→ Work request:
Scan the entries for lines with "General" and say how many there are, with nothing more.

Records to use Start Marker

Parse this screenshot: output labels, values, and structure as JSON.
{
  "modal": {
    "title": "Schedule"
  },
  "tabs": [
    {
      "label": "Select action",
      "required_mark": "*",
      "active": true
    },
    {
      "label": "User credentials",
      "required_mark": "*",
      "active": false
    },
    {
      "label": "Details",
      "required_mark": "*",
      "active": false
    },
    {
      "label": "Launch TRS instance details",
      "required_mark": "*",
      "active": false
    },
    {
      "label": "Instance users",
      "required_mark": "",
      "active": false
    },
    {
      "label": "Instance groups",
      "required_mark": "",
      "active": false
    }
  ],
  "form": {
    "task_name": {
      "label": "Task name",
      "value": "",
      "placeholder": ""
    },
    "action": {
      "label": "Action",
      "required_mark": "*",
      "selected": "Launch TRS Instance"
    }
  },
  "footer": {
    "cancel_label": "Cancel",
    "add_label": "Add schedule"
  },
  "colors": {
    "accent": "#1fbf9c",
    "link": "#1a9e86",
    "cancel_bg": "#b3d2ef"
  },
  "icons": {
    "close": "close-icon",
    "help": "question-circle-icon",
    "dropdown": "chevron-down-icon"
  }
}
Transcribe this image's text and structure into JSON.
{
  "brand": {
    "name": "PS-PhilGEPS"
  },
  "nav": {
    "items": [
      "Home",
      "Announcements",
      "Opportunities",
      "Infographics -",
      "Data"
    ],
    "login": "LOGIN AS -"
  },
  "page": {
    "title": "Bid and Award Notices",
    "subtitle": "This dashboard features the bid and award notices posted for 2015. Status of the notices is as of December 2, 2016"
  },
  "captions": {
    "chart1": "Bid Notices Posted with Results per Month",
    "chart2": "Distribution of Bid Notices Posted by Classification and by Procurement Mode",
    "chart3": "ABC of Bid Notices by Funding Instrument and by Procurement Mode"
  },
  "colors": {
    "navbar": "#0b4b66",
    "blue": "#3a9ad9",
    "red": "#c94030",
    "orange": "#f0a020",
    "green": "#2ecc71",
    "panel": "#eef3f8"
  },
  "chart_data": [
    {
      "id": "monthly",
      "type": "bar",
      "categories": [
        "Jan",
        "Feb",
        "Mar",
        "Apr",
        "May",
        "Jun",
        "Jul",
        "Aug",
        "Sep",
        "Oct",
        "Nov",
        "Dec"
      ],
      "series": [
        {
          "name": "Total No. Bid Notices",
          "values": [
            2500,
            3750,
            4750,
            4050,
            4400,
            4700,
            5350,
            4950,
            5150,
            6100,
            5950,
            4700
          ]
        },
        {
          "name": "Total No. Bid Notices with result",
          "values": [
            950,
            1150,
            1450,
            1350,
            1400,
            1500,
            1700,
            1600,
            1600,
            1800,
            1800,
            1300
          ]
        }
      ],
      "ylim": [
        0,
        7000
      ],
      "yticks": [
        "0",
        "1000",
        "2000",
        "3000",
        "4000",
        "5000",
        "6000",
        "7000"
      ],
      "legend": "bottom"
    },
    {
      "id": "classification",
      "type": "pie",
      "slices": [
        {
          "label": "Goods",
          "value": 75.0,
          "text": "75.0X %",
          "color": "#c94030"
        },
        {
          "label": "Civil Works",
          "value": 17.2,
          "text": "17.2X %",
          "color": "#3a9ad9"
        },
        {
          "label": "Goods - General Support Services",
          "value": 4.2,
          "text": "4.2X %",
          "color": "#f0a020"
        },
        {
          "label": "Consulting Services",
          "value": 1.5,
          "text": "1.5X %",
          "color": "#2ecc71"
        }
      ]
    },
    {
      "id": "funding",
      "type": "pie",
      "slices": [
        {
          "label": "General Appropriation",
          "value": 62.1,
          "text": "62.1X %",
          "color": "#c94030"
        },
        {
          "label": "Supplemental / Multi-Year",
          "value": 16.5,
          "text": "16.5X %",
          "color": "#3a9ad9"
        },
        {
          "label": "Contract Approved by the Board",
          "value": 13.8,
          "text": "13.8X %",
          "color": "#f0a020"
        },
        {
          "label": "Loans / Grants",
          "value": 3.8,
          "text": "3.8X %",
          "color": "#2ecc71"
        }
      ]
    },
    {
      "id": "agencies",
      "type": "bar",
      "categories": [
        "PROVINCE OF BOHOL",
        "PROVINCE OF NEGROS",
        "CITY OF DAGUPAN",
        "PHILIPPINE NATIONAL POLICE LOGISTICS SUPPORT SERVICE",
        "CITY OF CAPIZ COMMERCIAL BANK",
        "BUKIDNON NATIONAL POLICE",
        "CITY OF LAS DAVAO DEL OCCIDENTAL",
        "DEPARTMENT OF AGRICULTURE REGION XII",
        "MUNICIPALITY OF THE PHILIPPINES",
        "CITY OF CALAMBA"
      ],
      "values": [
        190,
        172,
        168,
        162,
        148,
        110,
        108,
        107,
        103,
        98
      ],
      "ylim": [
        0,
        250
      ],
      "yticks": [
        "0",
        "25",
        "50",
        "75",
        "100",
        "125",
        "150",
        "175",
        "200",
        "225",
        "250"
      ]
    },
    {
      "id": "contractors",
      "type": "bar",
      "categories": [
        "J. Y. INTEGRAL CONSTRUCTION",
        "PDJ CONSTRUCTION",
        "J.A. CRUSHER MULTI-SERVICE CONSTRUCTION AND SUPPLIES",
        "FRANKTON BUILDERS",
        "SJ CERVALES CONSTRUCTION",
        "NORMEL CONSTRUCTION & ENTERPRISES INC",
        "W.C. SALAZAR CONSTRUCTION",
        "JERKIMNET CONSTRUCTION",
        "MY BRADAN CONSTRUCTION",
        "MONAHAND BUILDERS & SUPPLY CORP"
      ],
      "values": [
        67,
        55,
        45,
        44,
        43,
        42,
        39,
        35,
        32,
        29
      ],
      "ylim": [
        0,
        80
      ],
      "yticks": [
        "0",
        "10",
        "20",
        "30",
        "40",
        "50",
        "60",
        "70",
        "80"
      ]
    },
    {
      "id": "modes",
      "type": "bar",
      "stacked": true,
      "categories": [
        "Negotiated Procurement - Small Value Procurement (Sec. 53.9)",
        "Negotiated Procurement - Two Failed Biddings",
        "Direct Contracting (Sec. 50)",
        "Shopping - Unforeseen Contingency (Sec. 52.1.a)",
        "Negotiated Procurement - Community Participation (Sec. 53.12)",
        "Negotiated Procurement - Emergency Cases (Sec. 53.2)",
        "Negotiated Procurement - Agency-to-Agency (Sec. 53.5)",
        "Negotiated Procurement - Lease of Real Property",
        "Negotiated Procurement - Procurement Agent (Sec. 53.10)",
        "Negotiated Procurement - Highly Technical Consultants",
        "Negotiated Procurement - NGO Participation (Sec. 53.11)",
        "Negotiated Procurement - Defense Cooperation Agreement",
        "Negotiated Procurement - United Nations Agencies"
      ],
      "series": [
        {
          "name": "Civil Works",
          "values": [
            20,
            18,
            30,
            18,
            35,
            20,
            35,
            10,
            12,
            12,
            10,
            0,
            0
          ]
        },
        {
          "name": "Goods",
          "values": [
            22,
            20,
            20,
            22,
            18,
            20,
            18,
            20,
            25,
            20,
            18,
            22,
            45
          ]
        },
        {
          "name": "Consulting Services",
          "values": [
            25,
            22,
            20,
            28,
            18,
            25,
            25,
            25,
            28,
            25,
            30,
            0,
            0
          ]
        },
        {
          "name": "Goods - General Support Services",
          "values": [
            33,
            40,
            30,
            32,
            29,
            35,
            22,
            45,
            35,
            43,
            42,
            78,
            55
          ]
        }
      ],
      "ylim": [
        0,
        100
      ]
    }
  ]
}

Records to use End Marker

→ Expected answer:
3